Stored data START

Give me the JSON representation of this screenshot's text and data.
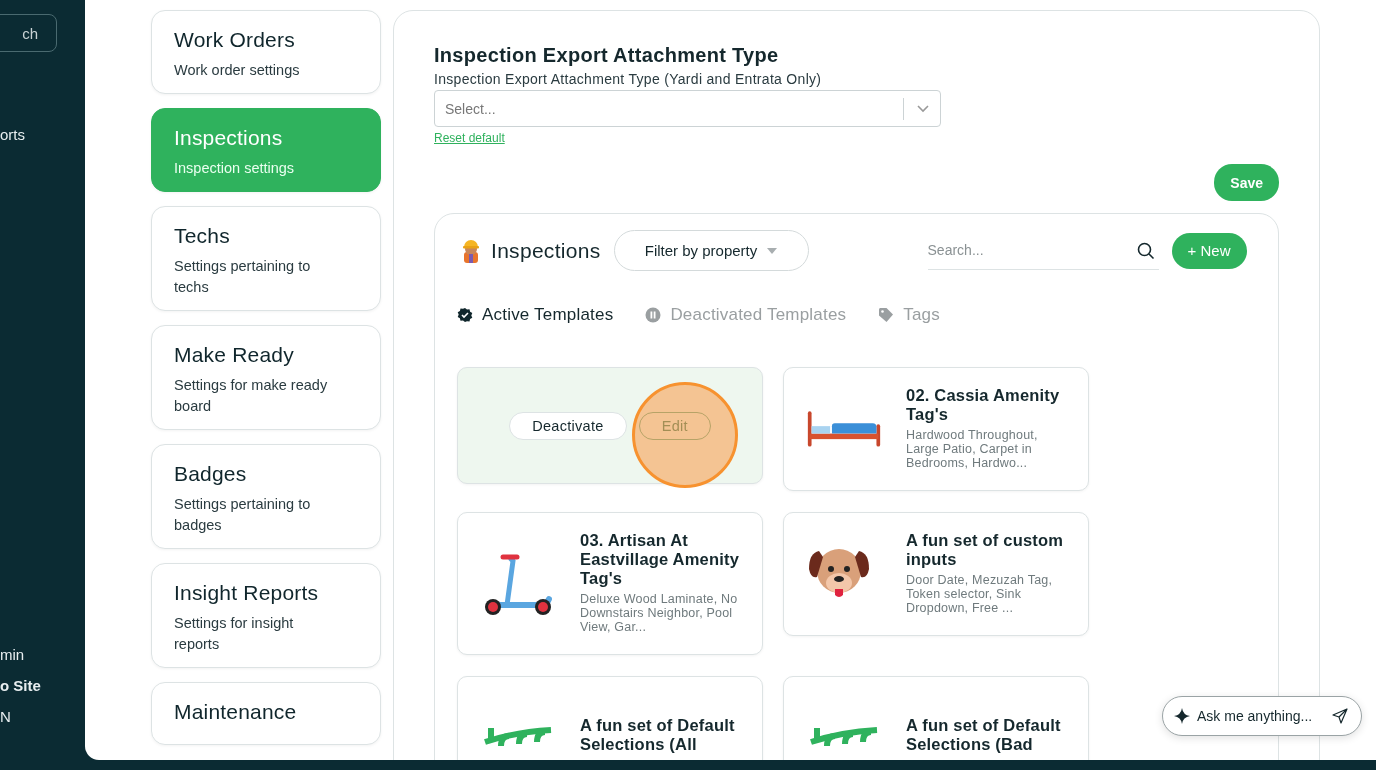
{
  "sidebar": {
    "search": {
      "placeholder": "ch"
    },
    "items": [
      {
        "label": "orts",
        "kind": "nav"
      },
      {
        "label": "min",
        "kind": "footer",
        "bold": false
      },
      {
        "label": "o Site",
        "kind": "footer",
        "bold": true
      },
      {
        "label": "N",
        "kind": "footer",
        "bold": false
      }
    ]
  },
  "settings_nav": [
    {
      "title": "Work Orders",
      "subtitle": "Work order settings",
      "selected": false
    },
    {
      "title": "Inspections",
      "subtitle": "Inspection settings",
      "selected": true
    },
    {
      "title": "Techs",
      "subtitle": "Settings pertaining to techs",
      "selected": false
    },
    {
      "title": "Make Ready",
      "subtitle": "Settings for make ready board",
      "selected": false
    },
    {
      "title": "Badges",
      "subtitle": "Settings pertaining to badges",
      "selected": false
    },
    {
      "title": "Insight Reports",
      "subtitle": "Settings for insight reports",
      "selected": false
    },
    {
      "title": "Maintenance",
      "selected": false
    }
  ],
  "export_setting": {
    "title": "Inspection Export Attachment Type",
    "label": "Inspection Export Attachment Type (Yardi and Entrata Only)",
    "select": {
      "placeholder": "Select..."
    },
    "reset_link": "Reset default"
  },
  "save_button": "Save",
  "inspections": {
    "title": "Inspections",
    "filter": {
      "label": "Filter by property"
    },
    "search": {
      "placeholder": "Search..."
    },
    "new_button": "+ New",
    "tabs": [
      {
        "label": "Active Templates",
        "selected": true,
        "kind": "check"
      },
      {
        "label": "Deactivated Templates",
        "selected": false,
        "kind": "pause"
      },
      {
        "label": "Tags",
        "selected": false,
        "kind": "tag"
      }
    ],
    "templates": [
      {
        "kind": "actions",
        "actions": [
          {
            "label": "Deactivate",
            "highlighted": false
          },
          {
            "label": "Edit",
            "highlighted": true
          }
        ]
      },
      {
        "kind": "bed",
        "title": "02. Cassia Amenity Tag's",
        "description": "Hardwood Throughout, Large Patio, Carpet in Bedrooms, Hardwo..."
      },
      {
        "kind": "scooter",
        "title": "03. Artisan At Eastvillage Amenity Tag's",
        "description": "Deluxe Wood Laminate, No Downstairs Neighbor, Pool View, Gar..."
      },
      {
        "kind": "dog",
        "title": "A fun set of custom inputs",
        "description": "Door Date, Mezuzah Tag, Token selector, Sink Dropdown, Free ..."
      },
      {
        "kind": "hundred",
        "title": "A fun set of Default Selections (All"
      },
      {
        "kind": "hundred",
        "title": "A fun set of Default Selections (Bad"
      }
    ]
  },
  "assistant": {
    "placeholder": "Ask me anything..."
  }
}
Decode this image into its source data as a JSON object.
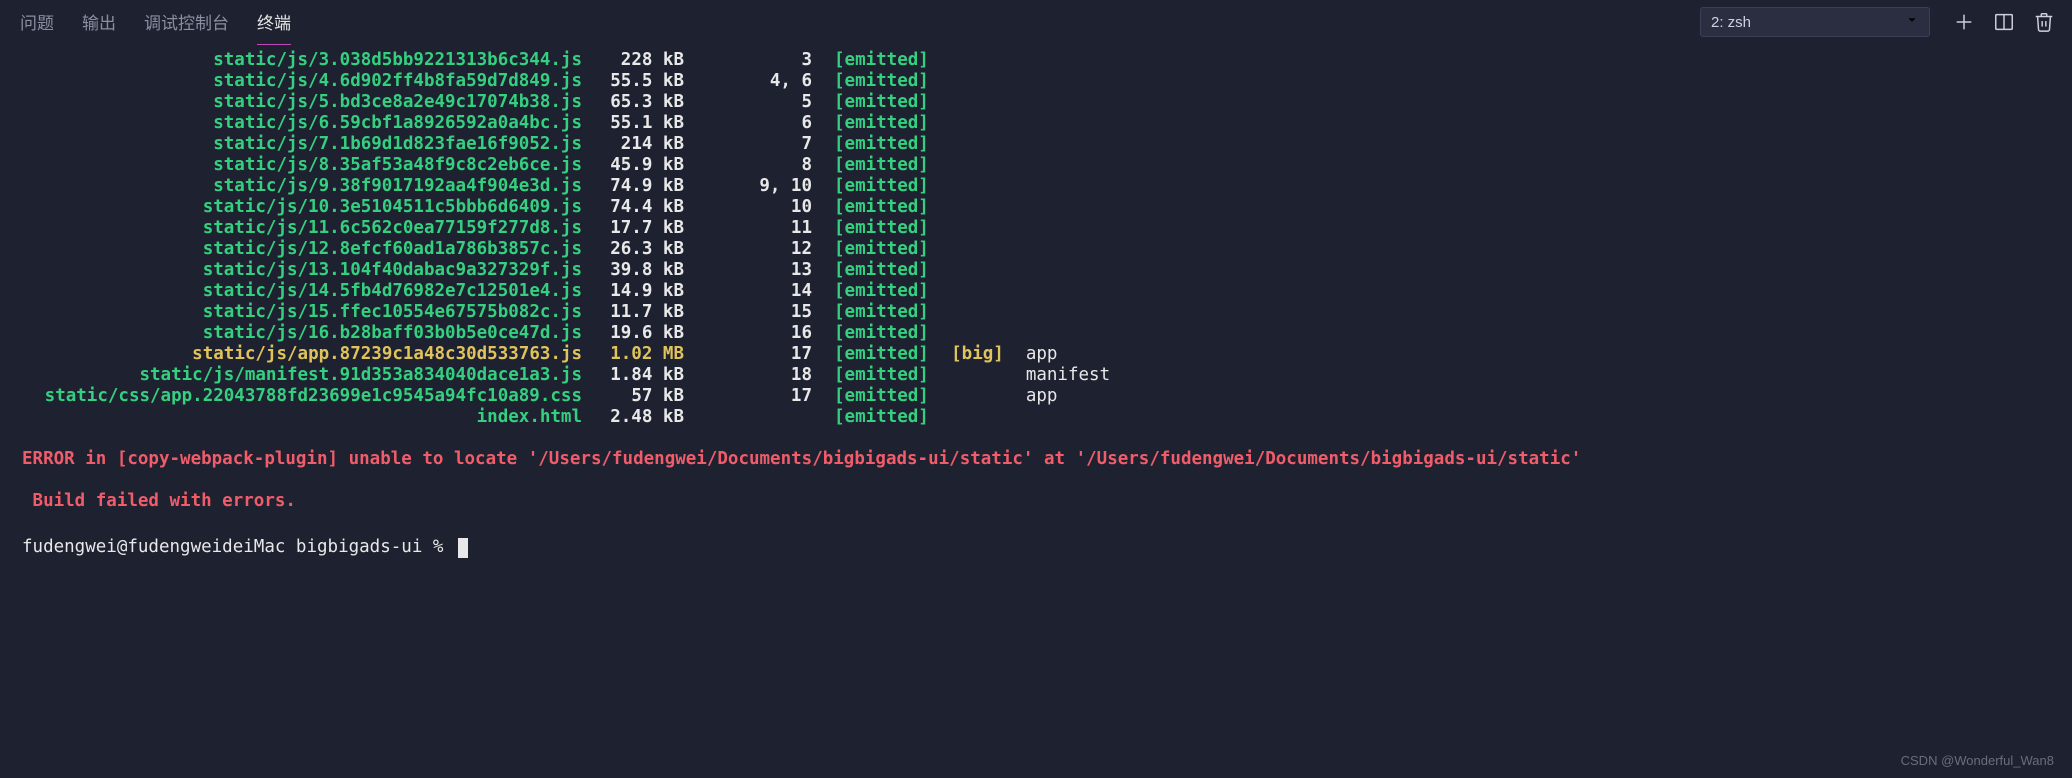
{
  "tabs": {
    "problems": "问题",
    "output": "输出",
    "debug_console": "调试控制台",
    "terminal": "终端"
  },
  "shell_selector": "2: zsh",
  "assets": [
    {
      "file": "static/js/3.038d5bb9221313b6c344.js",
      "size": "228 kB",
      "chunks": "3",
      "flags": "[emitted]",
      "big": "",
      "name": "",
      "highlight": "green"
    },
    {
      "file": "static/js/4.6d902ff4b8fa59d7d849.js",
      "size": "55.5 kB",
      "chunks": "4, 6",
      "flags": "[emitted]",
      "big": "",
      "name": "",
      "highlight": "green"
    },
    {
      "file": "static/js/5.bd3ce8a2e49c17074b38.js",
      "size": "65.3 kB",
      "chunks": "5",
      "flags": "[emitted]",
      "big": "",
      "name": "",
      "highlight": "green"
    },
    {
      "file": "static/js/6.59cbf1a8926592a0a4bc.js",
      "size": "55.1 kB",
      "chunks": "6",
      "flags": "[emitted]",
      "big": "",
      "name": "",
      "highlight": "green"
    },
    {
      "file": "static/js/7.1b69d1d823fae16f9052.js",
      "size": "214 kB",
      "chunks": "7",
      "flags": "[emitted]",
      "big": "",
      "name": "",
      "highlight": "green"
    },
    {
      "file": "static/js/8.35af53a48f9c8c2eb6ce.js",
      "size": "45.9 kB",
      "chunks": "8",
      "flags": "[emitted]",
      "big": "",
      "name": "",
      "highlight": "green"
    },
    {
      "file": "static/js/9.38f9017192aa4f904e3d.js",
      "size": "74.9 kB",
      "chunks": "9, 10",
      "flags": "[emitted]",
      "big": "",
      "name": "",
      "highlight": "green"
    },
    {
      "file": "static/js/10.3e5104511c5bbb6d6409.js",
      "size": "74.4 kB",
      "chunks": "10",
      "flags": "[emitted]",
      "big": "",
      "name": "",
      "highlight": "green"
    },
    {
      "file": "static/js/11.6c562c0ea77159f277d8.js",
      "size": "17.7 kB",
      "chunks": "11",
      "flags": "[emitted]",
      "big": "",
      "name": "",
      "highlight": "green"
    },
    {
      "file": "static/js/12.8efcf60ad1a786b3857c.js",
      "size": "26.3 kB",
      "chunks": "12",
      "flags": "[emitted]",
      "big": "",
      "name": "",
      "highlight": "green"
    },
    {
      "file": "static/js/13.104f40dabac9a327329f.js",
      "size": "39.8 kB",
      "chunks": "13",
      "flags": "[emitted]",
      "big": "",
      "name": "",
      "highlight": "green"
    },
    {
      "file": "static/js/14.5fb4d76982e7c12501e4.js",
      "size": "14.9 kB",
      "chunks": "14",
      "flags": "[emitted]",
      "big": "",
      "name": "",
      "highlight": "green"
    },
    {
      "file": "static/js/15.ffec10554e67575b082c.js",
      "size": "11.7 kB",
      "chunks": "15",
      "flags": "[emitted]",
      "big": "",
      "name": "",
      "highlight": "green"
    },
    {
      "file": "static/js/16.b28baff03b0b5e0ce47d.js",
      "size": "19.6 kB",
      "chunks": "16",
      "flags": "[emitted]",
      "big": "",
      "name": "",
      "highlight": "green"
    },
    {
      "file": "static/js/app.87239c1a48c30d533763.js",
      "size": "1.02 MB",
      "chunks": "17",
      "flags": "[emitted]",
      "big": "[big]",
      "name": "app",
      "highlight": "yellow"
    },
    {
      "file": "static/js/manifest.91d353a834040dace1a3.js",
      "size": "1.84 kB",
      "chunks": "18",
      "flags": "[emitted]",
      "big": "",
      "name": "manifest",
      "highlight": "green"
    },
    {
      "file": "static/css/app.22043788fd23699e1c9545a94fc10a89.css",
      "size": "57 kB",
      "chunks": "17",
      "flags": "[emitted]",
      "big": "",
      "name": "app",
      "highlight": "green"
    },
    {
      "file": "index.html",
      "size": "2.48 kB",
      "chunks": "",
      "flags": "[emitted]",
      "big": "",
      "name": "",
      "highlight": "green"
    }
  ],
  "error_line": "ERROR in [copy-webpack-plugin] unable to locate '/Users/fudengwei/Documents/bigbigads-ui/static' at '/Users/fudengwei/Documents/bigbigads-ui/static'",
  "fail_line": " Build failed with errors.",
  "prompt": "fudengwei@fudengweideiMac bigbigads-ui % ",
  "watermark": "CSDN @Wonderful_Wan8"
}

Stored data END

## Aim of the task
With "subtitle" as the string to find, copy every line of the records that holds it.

## Response area
      "subtitle": "Work order settings",
      "subtitle": "Inspection settings",
      "subtitle": "Settings pertaining to techs",
      "subtitle": "Settings for make ready board",
      "subtitle": "Settings pertaining to badges",
      "subtitle": "Settings for insight reports",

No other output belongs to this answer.